If you are using another framework or would like to make sure a particular asset is permanently available, you can do so by setting the permanent option in serveStatic. For example:

router.get('/scripts/:file', ({ serveStatic }) => {
  serveStatic('path/to/scripts', {
    permanent: true, // ensure that files are permanently accessible, even after a new version of the site has been deployed.
    exclude: ['some-non-versioned-file.js'], // you can exclude specific files from being served permanently.  You should do this for any files that do not have a hash of the content in the name.
  })
})

You should only make assets permanently available if they have a hash of the content or a version number in the filename, or are accessed via a globally unique URL. For example:

  • /assets/main-989b11c4c35bc9b6e505.js
  • /assets/v99/main.js

This guide walks you through clearing the cache on your site at a scheduled day and time.

Here is an example script you can add to your package.json to handle cache clearing for each environment. You can also configure scripts to clear by surrogate key, path, or group (As defined in Layer0 Console)
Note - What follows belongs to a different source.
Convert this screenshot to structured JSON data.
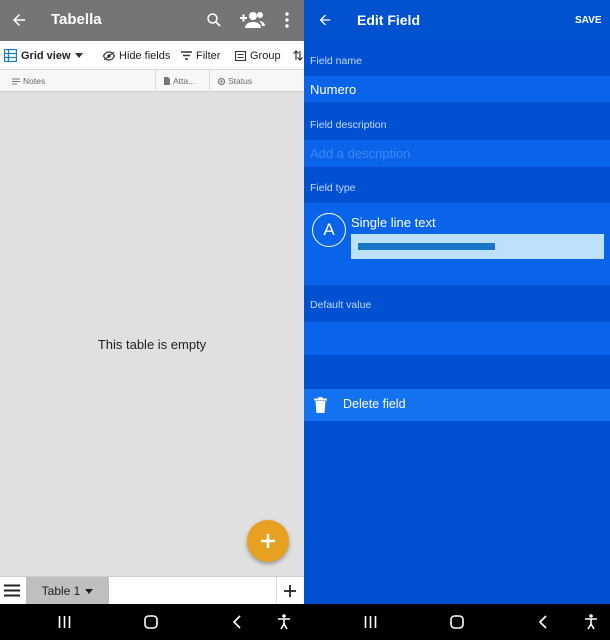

These scripts assume that you have created environments called "production", "staging", and "development and you have created a deploy key for your site and added it as a secret in your repo called "layer0_deploy_token".

  "scripts": {
    ...
    "clearcache:dev": "layer0 cache-clear --team=myTeam --site=myLayer0App --environment=development --token=$layer0_deploy_token",
    "clearcache:stage": "layer0 cache-clear --team=myTeam --site=myLayer0App --environment=staging --token=$layer0_deploy_token",
    "clearcache:prod": "layer0 cache-clear --team=myTeam --site=myLayer0App --environment=production --token=$layer0_deploy_token",
    "clearcache:prod:pdps": "layer0 cache-clear --team=myTeam --site=myLayer0App --environment=production --surrogate-key=pdp --token=$layer0_deploy_token",
    "clearcache:prod:plps": "layer0 cache-clear --team=myTeam --site=myLayer0App --environment=production --surrogate-key=plp --token=$layer0_deploy_token",
    ...
  },
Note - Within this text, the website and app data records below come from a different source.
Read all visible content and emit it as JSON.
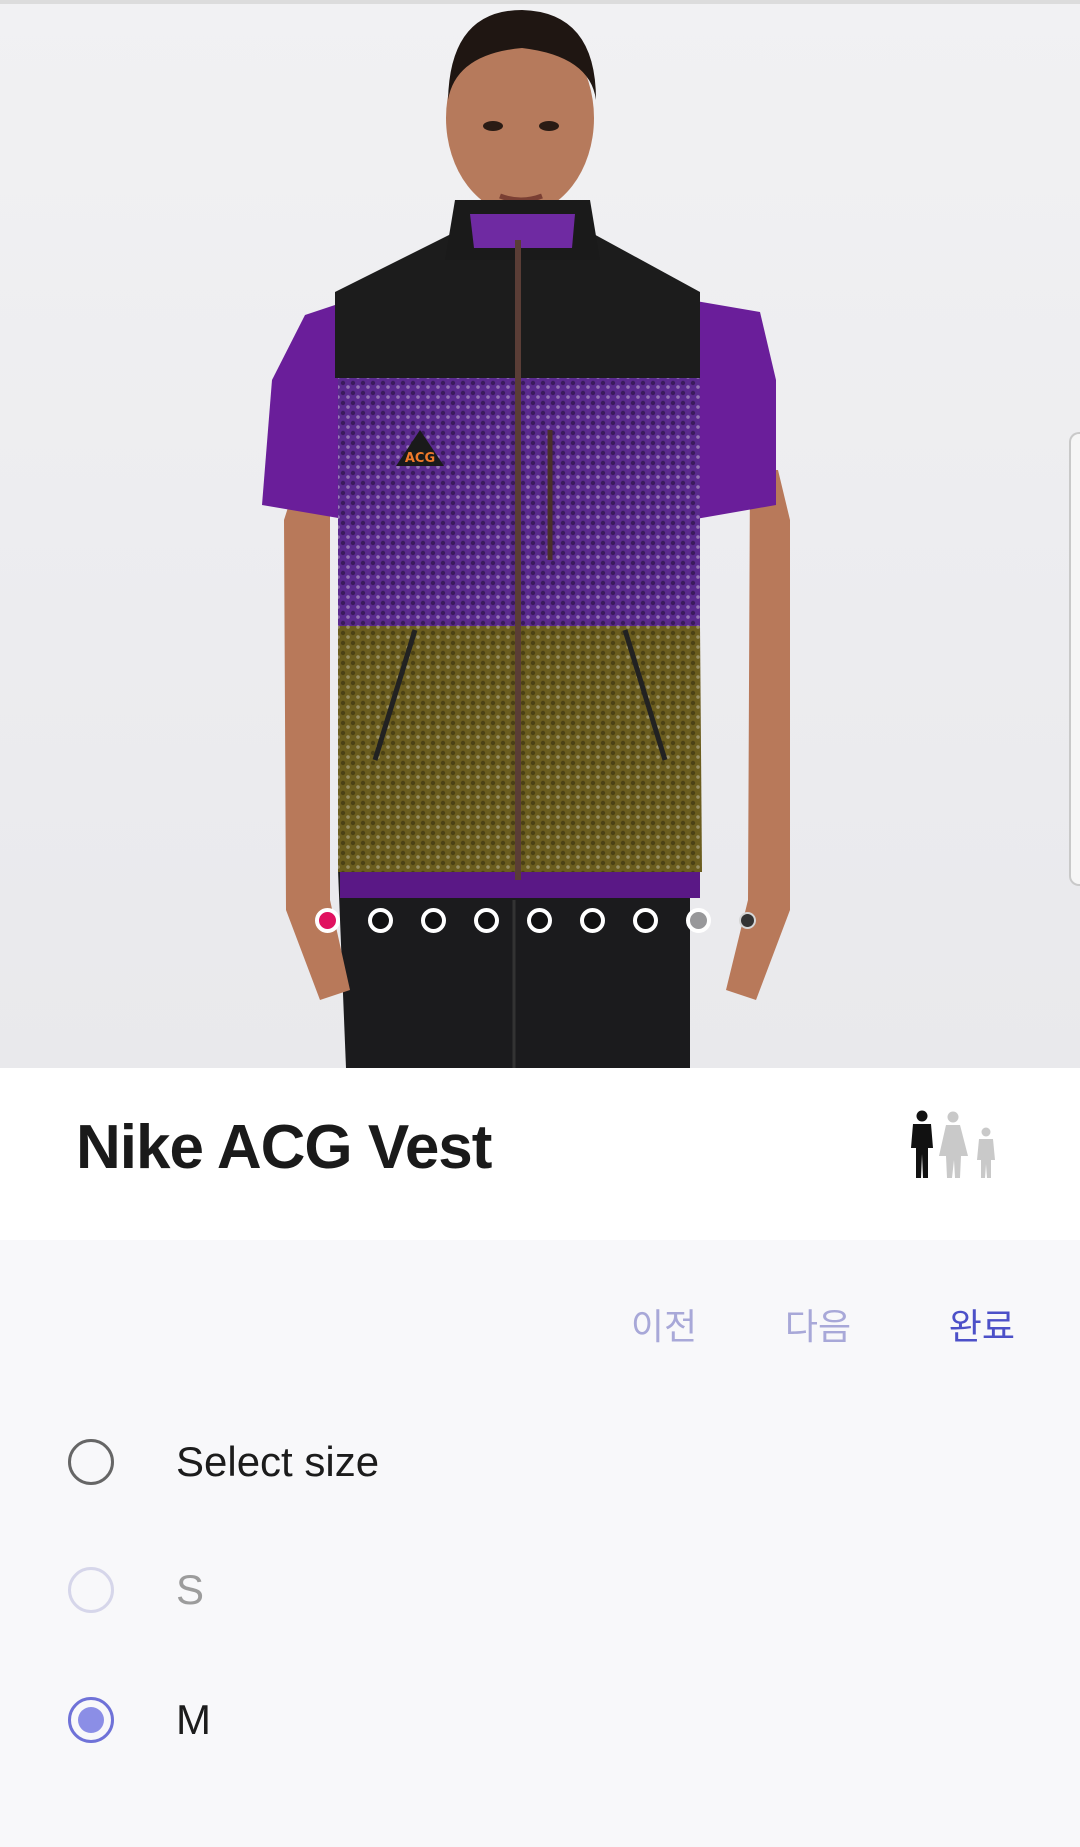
{
  "product": {
    "title": "Nike ACG Vest",
    "image_alt": "Model wearing Nike ACG fleece vest"
  },
  "carousel": {
    "total_dots": 9,
    "active_index": 0
  },
  "gender_icon": "male-female-child-icon",
  "picker": {
    "prev_label": "이전",
    "next_label": "다음",
    "done_label": "완료",
    "options": [
      {
        "label": "Select size",
        "state": "unchecked"
      },
      {
        "label": "S",
        "state": "disabled"
      },
      {
        "label": "M",
        "state": "checked"
      }
    ]
  },
  "colors": {
    "accent": "#4c50c8",
    "radio_checked": "#8b8ee6",
    "carousel_active": "#e0115f"
  }
}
Here is an example GitHub action that clears the cache at a scheduled time using the jobs defined in your package.json

# Add this file to your project at .github/workflows/clear-cache.yml
#
# This GitHub action clears the sites PRODUCTION cache at 09:15AM UTC every day.
#
# The schedule syntax is standard cron syntax
# minute  hour  day-of-month  month day-of-week
#   *      *         *          *        *
#
# 1.) This example depends on a script being defined in your package.json called clearcache:prod
#
# In order for this action to clear your cache, you must create a deploy token from the site settings page
# in https://app.layer0.co and configure it as a secret called "layer0_deploy_token" in your repo on GitHub.

name: Clear PRODUCTION cache at 5am
on:
  schedule:
    - cron: '15 9 * * *'
jobs:
  clear-the-cache:
    runs-on: ubuntu-latest
    steps:
      - name: Extract branch name
        shell: bash
        run: echo "::set-env name=BRANCH_NAME::$(echo ${GITHUB_REF#refs/heads/} | sed 's/\//_/g')"
      - uses: actions/checkout@v1
      - uses: actions/setup-node@v1
        with:
          node-version: 14
          registry-url: https://npm-proxy.fury.io/layer0/
      - name: Cache node modules
        uses: actions/cache@v1
        env:
          cache-name: cache-node-modules
        with:
          path: ~/.npm # npm cache files are stored in `~/.npm` on Linux/macOS
          key: ${{ runner.os }}-build-${{ env.cache-name }}-${{ hashFiles('**/package-lock.json') }}
          restore-keys: |
            ${{ runner.os }}-build-${{ env.cache-name }}-
            ${{ runner.os }}-build-
            ${{ runner.os }}-
      - run: npm ci
      - name: Clear cache in production
        run: npm run clearcache:prod
        env:
          layer0_deploy_token: ${{secrets.layer0_deploy_token}}